Exclusion Criteria:

  • You are not eligible to participate in this study if:

    • you do not meet the inclusion criteria and/or are not able to fully empty your bladder
    • you have a history of an underlying neurologic disorder
    • you are currently pregnant, or have an active urinary tract or vaginal infection

Information from the National Library of Medicine

To learn more about this study, you or your doctor may contact the study research staff using the contact information provided by the sponsor.

Please refer to this study by its identifier (NCT number): NCT00943904

United States, California
UCI Women's Healthcare
Orange, California, United States, 92868
Sponsors and Collaborators
University of California, Irvine
Principal Investigator: Karen Noblett, MD University of California, Irvine

Responsible Party: Karen Noblett, Division Director, University of California, Irvine Identifier: NCT00943904     History of Changes
Other Study ID Numbers: 2009-6799
First Posted: July 22, 2009    Key Record Dates
Last Update Posted: July 22, 2013
Last Verified: July 2013

Keywords provided by Karen Noblett, University of California, Irvine:
urinary leakage associated with urinary urgency
unable to fully empty bladder
Comparison: Motor&Sensory Response to Interstim Stimulation

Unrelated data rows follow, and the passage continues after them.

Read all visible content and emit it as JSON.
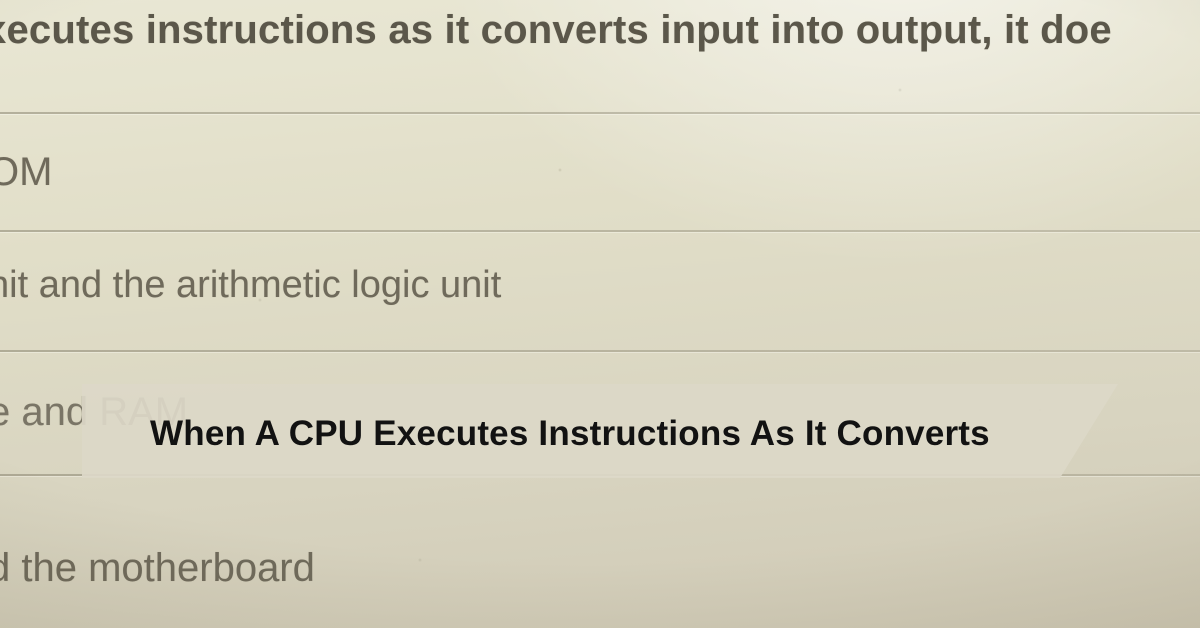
{
  "question": "xecutes instructions as it converts input into output, it doe",
  "options": {
    "a": "OM",
    "b": "nit and the arithmetic logic unit",
    "c": "e and RAM",
    "d": "d the motherboard"
  },
  "banner": {
    "title": "When A CPU Executes Instructions As It Converts"
  }
}
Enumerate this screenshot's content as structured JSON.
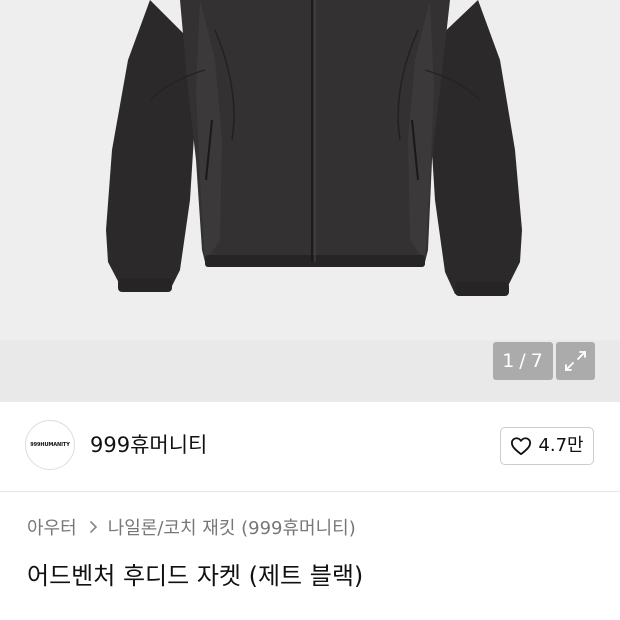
{
  "gallery": {
    "current": "1",
    "separator": "/",
    "total": "7",
    "image_subject": "dark hooded zip jacket"
  },
  "brand": {
    "logo_text": "999HUMANITY",
    "name": "999휴머니티"
  },
  "like": {
    "count": "4.7만",
    "icon": "heart-outline-icon"
  },
  "breadcrumb": {
    "category": "아우터",
    "subcategory": "나일론/코치 재킷 (999휴머니티)"
  },
  "product": {
    "title": "어드벤처 후디드 자켓 (제트 블랙)"
  },
  "colors": {
    "hero_bg": "#eeeeee",
    "jacket": "#2f2d2d",
    "text": "#111111",
    "muted": "#777777"
  }
}
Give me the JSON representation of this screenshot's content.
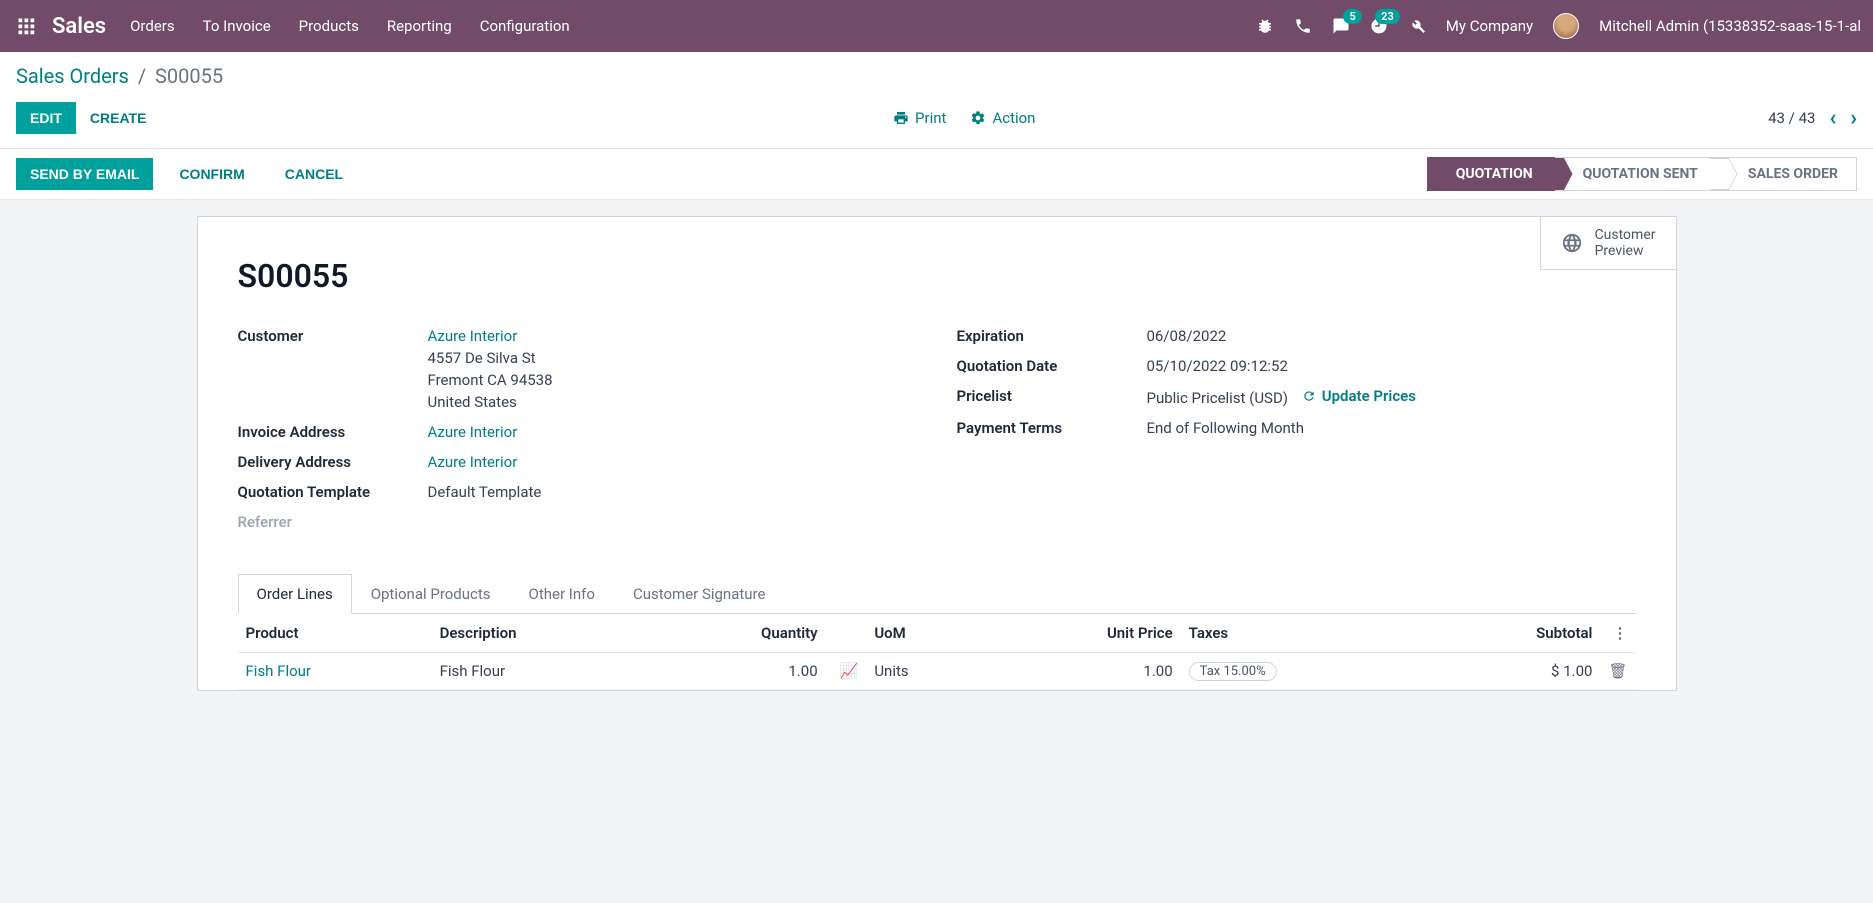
{
  "topbar": {
    "brand": "Sales",
    "nav": [
      "Orders",
      "To Invoice",
      "Products",
      "Reporting",
      "Configuration"
    ],
    "msg_badge": "5",
    "activity_badge": "23",
    "company": "My Company",
    "user": "Mitchell Admin (15338352-saas-15-1-al"
  },
  "breadcrumb": {
    "root": "Sales Orders",
    "current": "S00055"
  },
  "ctrl": {
    "edit": "EDIT",
    "create": "CREATE",
    "print": "Print",
    "action": "Action",
    "pager": "43 / 43"
  },
  "status_actions": {
    "send": "SEND BY EMAIL",
    "confirm": "CONFIRM",
    "cancel": "CANCEL"
  },
  "stages": [
    "QUOTATION",
    "QUOTATION SENT",
    "SALES ORDER"
  ],
  "preview": {
    "line1": "Customer",
    "line2": "Preview"
  },
  "doc": {
    "title": "S00055",
    "left_labels": {
      "customer": "Customer",
      "invoice": "Invoice Address",
      "delivery": "Delivery Address",
      "template": "Quotation Template",
      "referrer": "Referrer"
    },
    "right_labels": {
      "expiration": "Expiration",
      "qdate": "Quotation Date",
      "pricelist": "Pricelist",
      "payment": "Payment Terms"
    },
    "customer": {
      "name": "Azure Interior",
      "addr1": "4557 De Silva St",
      "addr2": "Fremont CA 94538",
      "addr3": "United States"
    },
    "invoice_address": "Azure Interior",
    "delivery_address": "Azure Interior",
    "template": "Default Template",
    "expiration": "06/08/2022",
    "quotation_date": "05/10/2022 09:12:52",
    "pricelist": "Public Pricelist (USD)",
    "update_prices": "Update Prices",
    "payment_terms": "End of Following Month"
  },
  "tabs": [
    "Order Lines",
    "Optional Products",
    "Other Info",
    "Customer Signature"
  ],
  "table": {
    "headers": {
      "product": "Product",
      "description": "Description",
      "quantity": "Quantity",
      "uom": "UoM",
      "unit_price": "Unit Price",
      "taxes": "Taxes",
      "subtotal": "Subtotal"
    },
    "row": {
      "product": "Fish Flour",
      "description": "Fish Flour",
      "quantity": "1.00",
      "uom": "Units",
      "unit_price": "1.00",
      "tax": "Tax 15.00%",
      "subtotal": "$ 1.00"
    }
  }
}
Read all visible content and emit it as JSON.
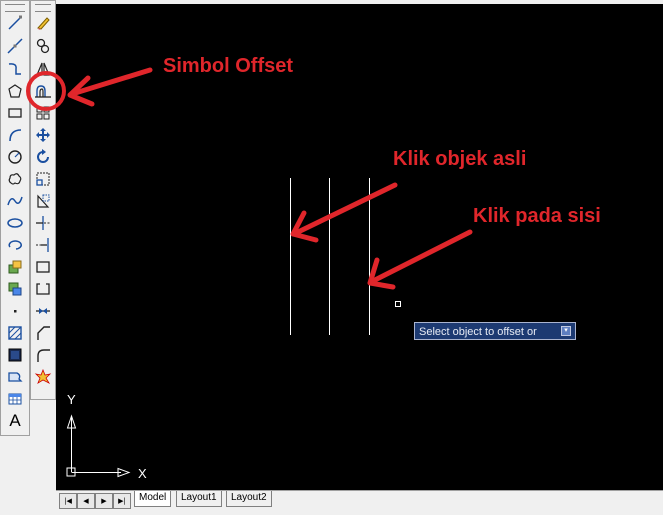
{
  "draw_toolbar": {
    "tools": [
      {
        "icon": "line-icon"
      },
      {
        "icon": "construction-line-icon"
      },
      {
        "icon": "polyline-icon"
      },
      {
        "icon": "polygon-icon"
      },
      {
        "icon": "rectangle-icon"
      },
      {
        "icon": "arc-icon"
      },
      {
        "icon": "circle-icon"
      },
      {
        "icon": "revision-cloud-icon"
      },
      {
        "icon": "spline-icon"
      },
      {
        "icon": "ellipse-icon"
      },
      {
        "icon": "ellipse-arc-icon"
      },
      {
        "icon": "insert-block-icon"
      },
      {
        "icon": "make-block-icon"
      },
      {
        "icon": "point-icon"
      },
      {
        "icon": "hatch-icon"
      },
      {
        "icon": "gradient-icon"
      },
      {
        "icon": "region-icon"
      },
      {
        "icon": "table-icon"
      },
      {
        "icon": "multiline-text-icon",
        "label": "A"
      }
    ]
  },
  "modify_toolbar": {
    "tools": [
      {
        "icon": "erase-icon"
      },
      {
        "icon": "copy-icon"
      },
      {
        "icon": "mirror-icon"
      },
      {
        "icon": "offset-icon"
      },
      {
        "icon": "array-icon"
      },
      {
        "icon": "move-icon"
      },
      {
        "icon": "rotate-icon"
      },
      {
        "icon": "scale-icon"
      },
      {
        "icon": "stretch-icon"
      },
      {
        "icon": "trim-icon"
      },
      {
        "icon": "extend-icon"
      },
      {
        "icon": "break-at-point-icon"
      },
      {
        "icon": "break-icon"
      },
      {
        "icon": "join-icon"
      },
      {
        "icon": "chamfer-icon"
      },
      {
        "icon": "fillet-icon"
      },
      {
        "icon": "explode-icon"
      }
    ]
  },
  "canvas": {
    "background": "#000000",
    "ucs": {
      "x_label": "X",
      "y_label": "Y"
    },
    "tooltip": {
      "text": "Select object to offset or",
      "drop_glyph": "▾"
    }
  },
  "annotations": {
    "color": "#e0262b",
    "offset_label": "Simbol Offset",
    "original_label": "Klik objek asli",
    "side_label": "Klik pada sisi"
  },
  "layout_tabs": {
    "nav": [
      "|◀",
      "◀",
      "▶",
      "▶|"
    ],
    "tabs": [
      {
        "label": "Model",
        "active": true
      },
      {
        "label": "Layout1",
        "active": false
      },
      {
        "label": "Layout2",
        "active": false
      }
    ]
  }
}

Additional relevant MeSH terms:
Urinary Bladder, Overactive
Urinary Bladder Diseases
Urologic Diseases
Lower Urinary Tract Symptoms
Urological Manifestations
Signs and Symptoms